At just over six years old, Seoul-based KakaoTalk has more than 170 million registered users on its flagship chat app, and enjoys nearly 93% market penetration in South Korea. But when the $2.9 billion company made its first-ever overseas investment this spring, it was a surprising one: a 40% stake in Satoshi Citadel Industries (SCI), a Manila-based Bitcoin startup with no connection to messaging.
The decision is puzzling, unless you know something about how money moves between the Philippines and South Korea. While there are only 60,000 migrant Filipinos working in South Korea—far fewer than in neighboring Japan—they collectively send home more than $231 million in personal funds each year. That works out to about $300 per person, 50% higher than the global average.
A few large players tend to facilitate these payments, and the lack of competition in certain markets (including the Philippines-South Korea corridor) can make costs prohibitive. Enter Kakaotalk, one of a growing crop of companies aiming for a cheaper alternative.

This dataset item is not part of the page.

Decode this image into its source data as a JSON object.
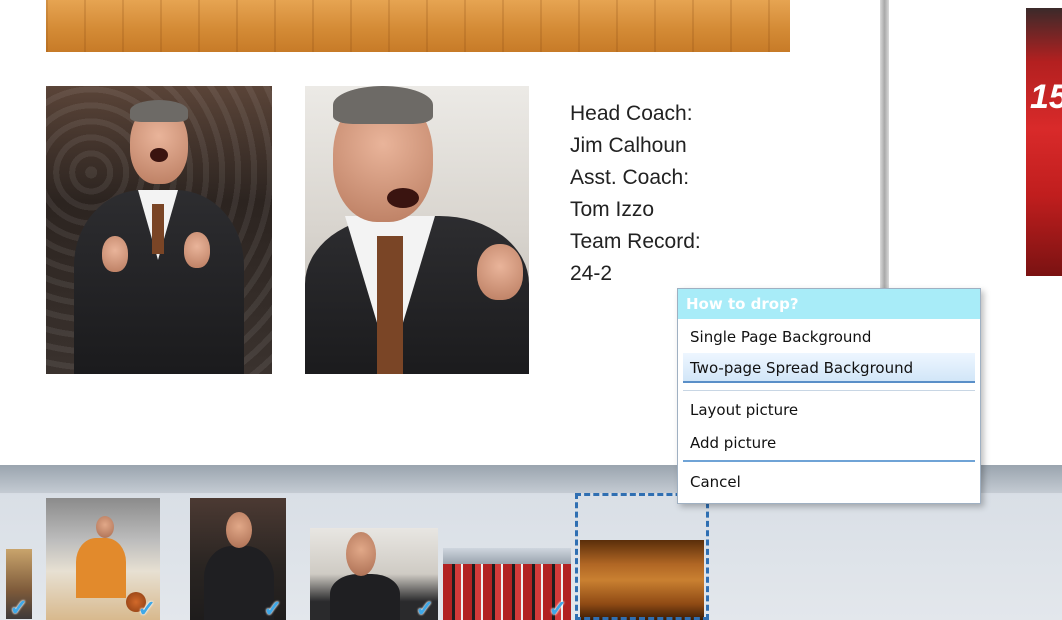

An expensive habit
The typical international money transfer requires loads of communication between the persons on either end of it. They have to calculate exchange rates, synchronize amounts, collect personal details, agree on a transfer method, and then confirm